It's not clear that it will actually succeed because I do think even some Democratic members of Congress may be loath to do something that would be as fundamental as changing the number of justices on the court. But many people also think just having the conversation, threatening to do it, may reign in the conservative court from some of its worst impulses. It's an idea we're going to be hearing a lot more about in the days ahead.”

Melanie, is that something you're hearing on Capitol Hill, that Democrats are seriously considering that?

Melanie Zanona: “With Democrats, they have been really tight lipped about how they're going to attack this and what their Democratic sort of strategy is going to be here. The truth is they don't have a whole lot of procedural weapons that they can use. Yes, they can try to delay at least the time in between the committee vote and the committee hearing on this. They can also, of course, demand 30 hours of debate on the Senate floor. 

But their power is really limited. If McConnell really does have the votes to push this thing through, there's not a whole lot they can do, except for these sort of really extreme options, like trying to move head with an impeachment trial … shutting down the government, just anything they can do to throw a gear in the Senate's wrenches. 

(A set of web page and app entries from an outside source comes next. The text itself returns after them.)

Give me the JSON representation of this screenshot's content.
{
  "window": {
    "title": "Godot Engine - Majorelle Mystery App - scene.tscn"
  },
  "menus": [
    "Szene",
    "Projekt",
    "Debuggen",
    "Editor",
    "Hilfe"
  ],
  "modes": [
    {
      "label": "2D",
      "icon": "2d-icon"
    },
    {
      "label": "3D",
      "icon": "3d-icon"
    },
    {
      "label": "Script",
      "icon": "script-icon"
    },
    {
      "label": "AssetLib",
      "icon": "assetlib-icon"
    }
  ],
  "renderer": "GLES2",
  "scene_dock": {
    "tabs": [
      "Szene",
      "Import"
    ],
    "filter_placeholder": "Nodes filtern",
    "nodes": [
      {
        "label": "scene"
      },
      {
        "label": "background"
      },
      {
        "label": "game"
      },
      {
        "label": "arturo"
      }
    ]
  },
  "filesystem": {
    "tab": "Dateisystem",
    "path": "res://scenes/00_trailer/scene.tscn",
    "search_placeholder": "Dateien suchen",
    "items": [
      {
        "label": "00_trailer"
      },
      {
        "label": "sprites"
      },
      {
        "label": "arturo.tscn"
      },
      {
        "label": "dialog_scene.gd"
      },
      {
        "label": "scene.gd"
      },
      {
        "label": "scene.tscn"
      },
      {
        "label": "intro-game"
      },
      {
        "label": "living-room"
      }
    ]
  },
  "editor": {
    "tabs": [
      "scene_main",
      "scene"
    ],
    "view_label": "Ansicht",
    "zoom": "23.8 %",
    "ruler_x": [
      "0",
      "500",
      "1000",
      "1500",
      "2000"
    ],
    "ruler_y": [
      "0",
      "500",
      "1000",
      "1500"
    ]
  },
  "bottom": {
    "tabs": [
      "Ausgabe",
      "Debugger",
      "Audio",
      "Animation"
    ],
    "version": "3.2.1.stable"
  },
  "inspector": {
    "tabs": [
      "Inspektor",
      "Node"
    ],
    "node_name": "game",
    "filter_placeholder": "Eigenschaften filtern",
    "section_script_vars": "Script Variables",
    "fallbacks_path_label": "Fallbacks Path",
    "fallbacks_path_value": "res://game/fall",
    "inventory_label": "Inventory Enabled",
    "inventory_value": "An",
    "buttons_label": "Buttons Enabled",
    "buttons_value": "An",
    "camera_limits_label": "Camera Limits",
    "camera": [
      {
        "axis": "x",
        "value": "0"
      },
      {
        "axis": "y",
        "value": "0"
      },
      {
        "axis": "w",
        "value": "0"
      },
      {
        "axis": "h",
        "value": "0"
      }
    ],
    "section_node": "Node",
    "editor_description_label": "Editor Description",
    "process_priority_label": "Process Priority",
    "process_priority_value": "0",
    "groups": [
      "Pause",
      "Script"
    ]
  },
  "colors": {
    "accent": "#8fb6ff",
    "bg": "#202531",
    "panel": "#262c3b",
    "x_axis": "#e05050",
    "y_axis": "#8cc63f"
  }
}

But Pelosi is much more cautious that it's hard to imagine her going down that route. She already at least shot down the idea of trying to shut down the government to prevent this. 

And when it comes to the impeachment trial, at the end of the day, the Senate GOP, they control the majority. And so they could just dismiss the articles. They could set their own rules where they could be legislating in off hours. So yeah, I mean, at the end of the day, they don't have a lot of things they can do from the inside. 

What I'm hearing is that Democrats are going to try to turn this into a campaign issue and work from the outside, put political pressure on these Republicans who are up for election. They're going to try to make it all about health care, which was a huge issue in 2018 and helped deliver them the majority. And now they're going to say once again, health care is at stake. So really, Democrats are going to be zeroed in on their campaign message and trying to focus that in the next couple of weeks.”

— Written by Amy Ta, produced by Michelle Eloy and Nihar Patel

Credits

Guests:
Jessica Levinson - Professor, LMU's Loyola Law School in Los Angeles - @LevinsonJessica, Adam Cohen - author of the book “Supreme Inequality: The Supreme Court’s Fifty-Year Battle For a More Unjust America”, Melanie Zanona - Politico reporter covering Congress

Host:
Madeleine Brand

Producers:
Sarah Sweeney, Michell Eloy, Amy Ta, Rosalie Atkinson, Brian Hardzinski, Angie Perrin, Kathryn Barnes